Exercise instructions: Across the records that follow, give the number of lines containing the word "School" and nothing else.

Materials provided:
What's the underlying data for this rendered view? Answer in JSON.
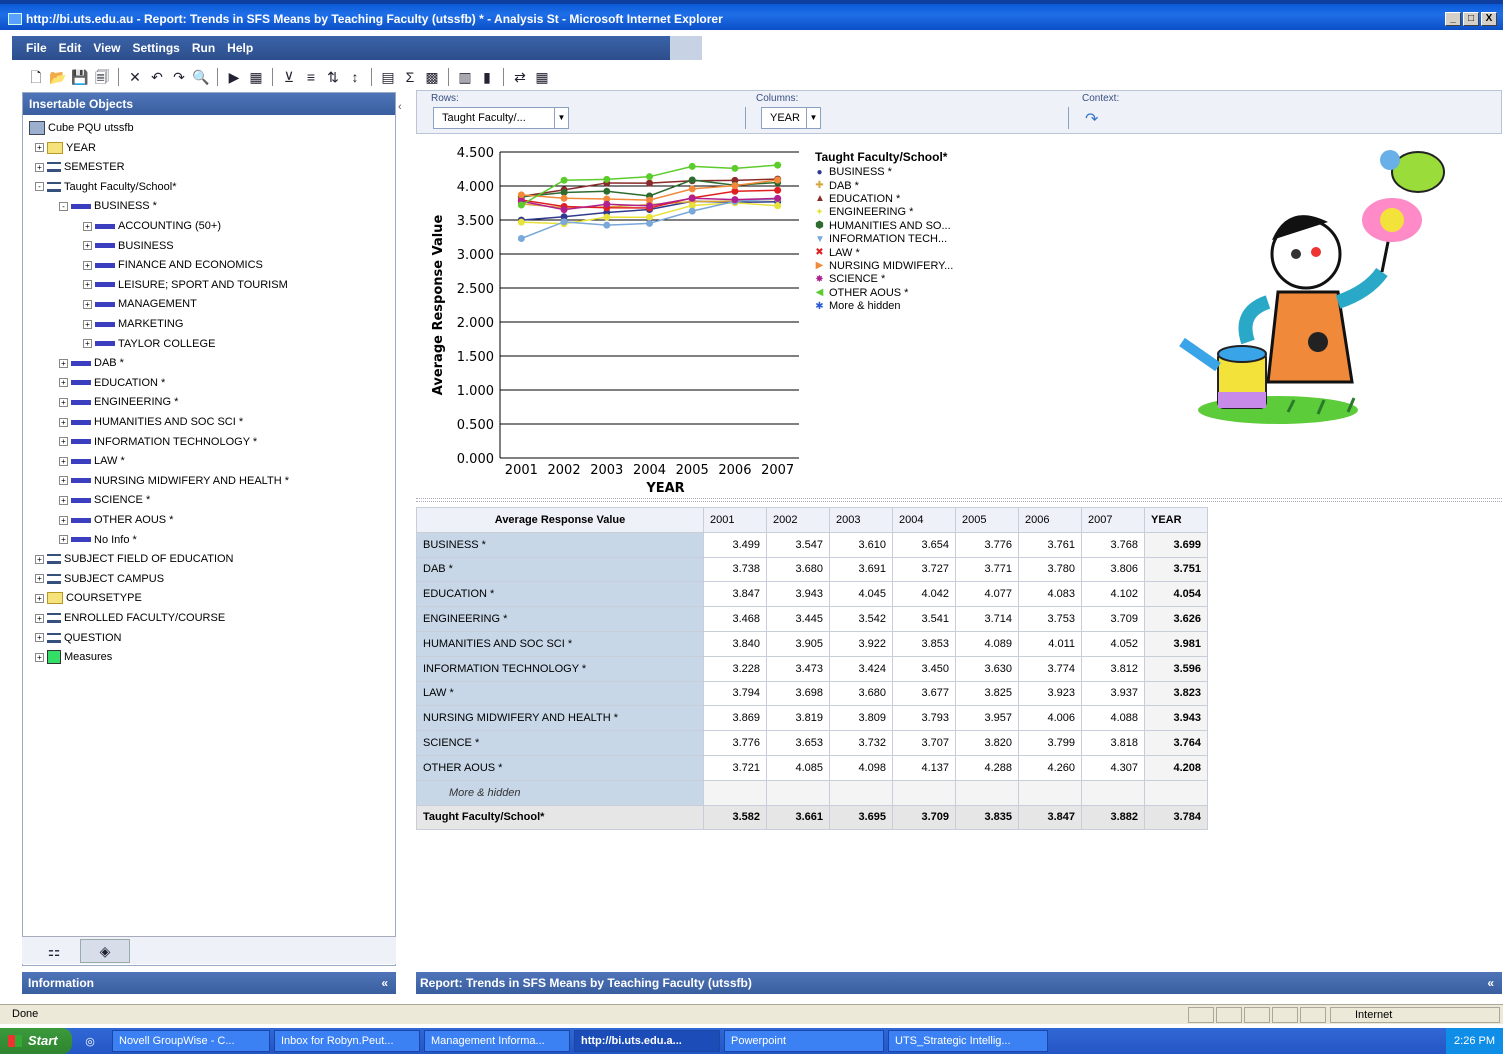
{
  "window": {
    "title": "http://bi.uts.edu.au - Report: Trends in SFS Means by Teaching Faculty (utssfb) * - Analysis St - Microsoft Internet Explorer",
    "min": "_",
    "max": "□",
    "close": "X"
  },
  "menu": [
    "File",
    "Edit",
    "View",
    "Settings",
    "Run",
    "Help"
  ],
  "left_pane": {
    "title": "Insertable Objects",
    "cube": "Cube PQU utssfb",
    "tree": [
      {
        "label": "YEAR",
        "icon": "folder",
        "level": 1,
        "exp": "+"
      },
      {
        "label": "SEMESTER",
        "icon": "hier",
        "level": 1,
        "exp": "+"
      },
      {
        "label": "Taught Faculty/School*",
        "icon": "hier",
        "level": 1,
        "exp": "-"
      },
      {
        "label": "BUSINESS *",
        "icon": "bar",
        "level": 2,
        "exp": "-"
      },
      {
        "label": "ACCOUNTING (50+)",
        "icon": "bar",
        "level": 3,
        "exp": "+"
      },
      {
        "label": "BUSINESS",
        "icon": "bar",
        "level": 3,
        "exp": "+"
      },
      {
        "label": "FINANCE AND ECONOMICS",
        "icon": "bar",
        "level": 3,
        "exp": "+"
      },
      {
        "label": "LEISURE; SPORT AND TOURISM",
        "icon": "bar",
        "level": 3,
        "exp": "+"
      },
      {
        "label": "MANAGEMENT",
        "icon": "bar",
        "level": 3,
        "exp": "+"
      },
      {
        "label": "MARKETING",
        "icon": "bar",
        "level": 3,
        "exp": "+"
      },
      {
        "label": "TAYLOR COLLEGE",
        "icon": "bar",
        "level": 3,
        "exp": "+"
      },
      {
        "label": "DAB *",
        "icon": "bar",
        "level": 2,
        "exp": "+"
      },
      {
        "label": "EDUCATION *",
        "icon": "bar",
        "level": 2,
        "exp": "+"
      },
      {
        "label": "ENGINEERING *",
        "icon": "bar",
        "level": 2,
        "exp": "+"
      },
      {
        "label": "HUMANITIES AND SOC SCI *",
        "icon": "bar",
        "level": 2,
        "exp": "+"
      },
      {
        "label": "INFORMATION TECHNOLOGY *",
        "icon": "bar",
        "level": 2,
        "exp": "+"
      },
      {
        "label": "LAW *",
        "icon": "bar",
        "level": 2,
        "exp": "+"
      },
      {
        "label": "NURSING MIDWIFERY AND HEALTH *",
        "icon": "bar",
        "level": 2,
        "exp": "+"
      },
      {
        "label": "SCIENCE *",
        "icon": "bar",
        "level": 2,
        "exp": "+"
      },
      {
        "label": "OTHER AOUS *",
        "icon": "bar",
        "level": 2,
        "exp": "+"
      },
      {
        "label": "No Info *",
        "icon": "bar",
        "level": 2,
        "exp": "+"
      },
      {
        "label": "SUBJECT FIELD OF EDUCATION",
        "icon": "hier",
        "level": 1,
        "exp": "+"
      },
      {
        "label": "SUBJECT CAMPUS",
        "icon": "hier",
        "level": 1,
        "exp": "+"
      },
      {
        "label": "COURSETYPE",
        "icon": "folder",
        "level": 1,
        "exp": "+"
      },
      {
        "label": "ENROLLED FACULTY/COURSE",
        "icon": "hier",
        "level": 1,
        "exp": "+"
      },
      {
        "label": "QUESTION",
        "icon": "hier",
        "level": 1,
        "exp": "+"
      },
      {
        "label": "Measures",
        "icon": "meas",
        "level": 1,
        "exp": "+"
      }
    ],
    "info_title": "Information"
  },
  "dropzone": {
    "rows_label": "Rows:",
    "rows_value": "Taught Faculty/...",
    "cols_label": "Columns:",
    "cols_value": "YEAR",
    "context_label": "Context:"
  },
  "chart_data": {
    "type": "line",
    "ylabel": "Average Response Value",
    "xlabel": "YEAR",
    "ylim": [
      0,
      4.5
    ],
    "yticks": [
      "0.000",
      "0.500",
      "1.000",
      "1.500",
      "2.000",
      "2.500",
      "3.000",
      "3.500",
      "4.000",
      "4.500"
    ],
    "categories": [
      "2001",
      "2002",
      "2003",
      "2004",
      "2005",
      "2006",
      "2007"
    ],
    "legend_title": "Taught Faculty/School*",
    "legend_extra": "More & hidden",
    "series": [
      {
        "name": "BUSINESS *",
        "color": "#2f3a8f",
        "marker": "●",
        "values": [
          3.499,
          3.547,
          3.61,
          3.654,
          3.776,
          3.761,
          3.768
        ]
      },
      {
        "name": "DAB *",
        "color": "#d7a43a",
        "marker": "✚",
        "values": [
          3.738,
          3.68,
          3.691,
          3.727,
          3.771,
          3.78,
          3.806
        ]
      },
      {
        "name": "EDUCATION *",
        "color": "#8b2a2a",
        "marker": "▲",
        "values": [
          3.847,
          3.943,
          4.045,
          4.042,
          4.077,
          4.083,
          4.102
        ]
      },
      {
        "name": "ENGINEERING *",
        "color": "#e8e23a",
        "marker": "✦",
        "values": [
          3.468,
          3.445,
          3.542,
          3.541,
          3.714,
          3.753,
          3.709
        ]
      },
      {
        "name": "HUMANITIES AND SO...",
        "color": "#2e6b2e",
        "marker": "⬢",
        "values": [
          3.84,
          3.905,
          3.922,
          3.853,
          4.089,
          4.011,
          4.052
        ]
      },
      {
        "name": "INFORMATION TECH...",
        "color": "#7aa8d8",
        "marker": "▼",
        "values": [
          3.228,
          3.473,
          3.424,
          3.45,
          3.63,
          3.774,
          3.812
        ]
      },
      {
        "name": "LAW *",
        "color": "#e02020",
        "marker": "✖",
        "values": [
          3.794,
          3.698,
          3.68,
          3.677,
          3.825,
          3.923,
          3.937
        ]
      },
      {
        "name": "NURSING MIDWIFERY...",
        "color": "#f08a3a",
        "marker": "▶",
        "values": [
          3.869,
          3.819,
          3.809,
          3.793,
          3.957,
          4.006,
          4.088
        ]
      },
      {
        "name": "SCIENCE *",
        "color": "#b0208f",
        "marker": "✸",
        "values": [
          3.776,
          3.653,
          3.732,
          3.707,
          3.82,
          3.799,
          3.818
        ]
      },
      {
        "name": "OTHER AOUS *",
        "color": "#5ccc2c",
        "marker": "◀",
        "values": [
          3.721,
          4.085,
          4.098,
          4.137,
          4.288,
          4.26,
          4.307
        ]
      }
    ]
  },
  "table": {
    "corner": "Average Response Value",
    "columns": [
      "2001",
      "2002",
      "2003",
      "2004",
      "2005",
      "2006",
      "2007",
      "YEAR"
    ],
    "rows": [
      {
        "label": "BUSINESS *",
        "values": [
          "3.499",
          "3.547",
          "3.610",
          "3.654",
          "3.776",
          "3.761",
          "3.768"
        ],
        "total": "3.699"
      },
      {
        "label": "DAB *",
        "values": [
          "3.738",
          "3.680",
          "3.691",
          "3.727",
          "3.771",
          "3.780",
          "3.806"
        ],
        "total": "3.751"
      },
      {
        "label": "EDUCATION *",
        "values": [
          "3.847",
          "3.943",
          "4.045",
          "4.042",
          "4.077",
          "4.083",
          "4.102"
        ],
        "total": "4.054"
      },
      {
        "label": "ENGINEERING *",
        "values": [
          "3.468",
          "3.445",
          "3.542",
          "3.541",
          "3.714",
          "3.753",
          "3.709"
        ],
        "total": "3.626"
      },
      {
        "label": "HUMANITIES AND SOC SCI *",
        "values": [
          "3.840",
          "3.905",
          "3.922",
          "3.853",
          "4.089",
          "4.011",
          "4.052"
        ],
        "total": "3.981"
      },
      {
        "label": "INFORMATION TECHNOLOGY *",
        "values": [
          "3.228",
          "3.473",
          "3.424",
          "3.450",
          "3.630",
          "3.774",
          "3.812"
        ],
        "total": "3.596"
      },
      {
        "label": "LAW *",
        "values": [
          "3.794",
          "3.698",
          "3.680",
          "3.677",
          "3.825",
          "3.923",
          "3.937"
        ],
        "total": "3.823"
      },
      {
        "label": "NURSING MIDWIFERY AND HEALTH *",
        "values": [
          "3.869",
          "3.819",
          "3.809",
          "3.793",
          "3.957",
          "4.006",
          "4.088"
        ],
        "total": "3.943"
      },
      {
        "label": "SCIENCE *",
        "values": [
          "3.776",
          "3.653",
          "3.732",
          "3.707",
          "3.820",
          "3.799",
          "3.818"
        ],
        "total": "3.764"
      },
      {
        "label": "OTHER AOUS *",
        "values": [
          "3.721",
          "4.085",
          "4.098",
          "4.137",
          "4.288",
          "4.260",
          "4.307"
        ],
        "total": "4.208"
      }
    ],
    "more_label": "More & hidden",
    "total_row": {
      "label": "Taught Faculty/School*",
      "values": [
        "3.582",
        "3.661",
        "3.695",
        "3.709",
        "3.835",
        "3.847",
        "3.882"
      ],
      "total": "3.784"
    }
  },
  "report_bar": "Report: Trends in SFS Means by Teaching Faculty (utssfb)",
  "status": {
    "text": "Done",
    "zone": "Internet"
  },
  "taskbar": {
    "start": "Start",
    "tasks": [
      "Novell GroupWise - C...",
      "Inbox for Robyn.Peut...",
      "Management Informa...",
      "http://bi.uts.edu.a...",
      "Powerpoint",
      "UTS_Strategic Intellig..."
    ],
    "active_index": 3,
    "clock": "2:26 PM"
  }
}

Response to this task: 3